Entries supplied
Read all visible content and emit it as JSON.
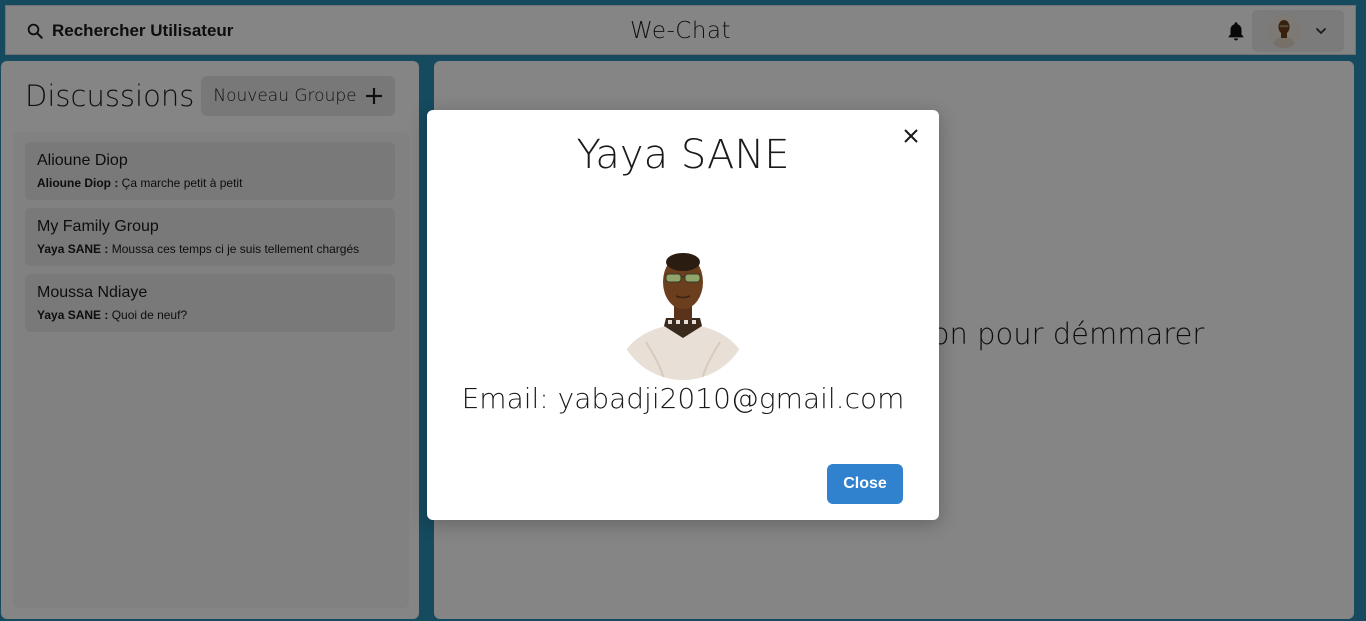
{
  "header": {
    "search_label": "Rechercher Utilisateur",
    "app_title": "We-Chat"
  },
  "sidebar": {
    "title": "Discussions",
    "new_group_label": "Nouveau Groupe",
    "chats": [
      {
        "name": "Alioune Diop",
        "sender": "Alioune Diop :",
        "message": "Ça marche petit à petit"
      },
      {
        "name": "My Family Group",
        "sender": "Yaya SANE :",
        "message": "Moussa ces temps ci je suis tellement chargés"
      },
      {
        "name": "Moussa Ndiaye",
        "sender": "Yaya SANE :",
        "message": "Quoi de neuf?"
      }
    ]
  },
  "main": {
    "empty_message": "Cliquez sur une discussion pour démmarer"
  },
  "modal": {
    "title": "Yaya SANE",
    "email": "Email: yabadji2010@gmail.com",
    "close_label": "Close"
  },
  "colors": {
    "accent": "#3182ce",
    "background": "#2a8fb6"
  },
  "icons": {
    "search": "search-icon",
    "bell": "bell-icon",
    "chevron": "chevron-down-icon",
    "plus": "plus-icon",
    "close": "close-icon"
  }
}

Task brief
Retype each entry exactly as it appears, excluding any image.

Output for this task
Read all visible content and emit it as JSON.
{
  "header": {
    "search_label": "Rechercher Utilisateur",
    "app_title": "We-Chat"
  },
  "sidebar": {
    "title": "Discussions",
    "new_group_label": "Nouveau Groupe",
    "chats": [
      {
        "name": "Alioune Diop",
        "sender": "Alioune Diop :",
        "message": "Ça marche petit à petit"
      },
      {
        "name": "My Family Group",
        "sender": "Yaya SANE :",
        "message": "Moussa ces temps ci je suis tellement chargés"
      },
      {
        "name": "Moussa Ndiaye",
        "sender": "Yaya SANE :",
        "message": "Quoi de neuf?"
      }
    ]
  },
  "main": {
    "empty_message": "Cliquez sur une discussion pour démmarer"
  },
  "modal": {
    "title": "Yaya SANE",
    "email": "Email: yabadji2010@gmail.com",
    "close_label": "Close"
  },
  "colors": {
    "accent": "#3182ce",
    "background": "#2a8fb6"
  },
  "icons": {
    "search": "search-icon",
    "bell": "bell-icon",
    "chevron": "chevron-down-icon",
    "plus": "plus-icon",
    "close": "close-icon"
  }
}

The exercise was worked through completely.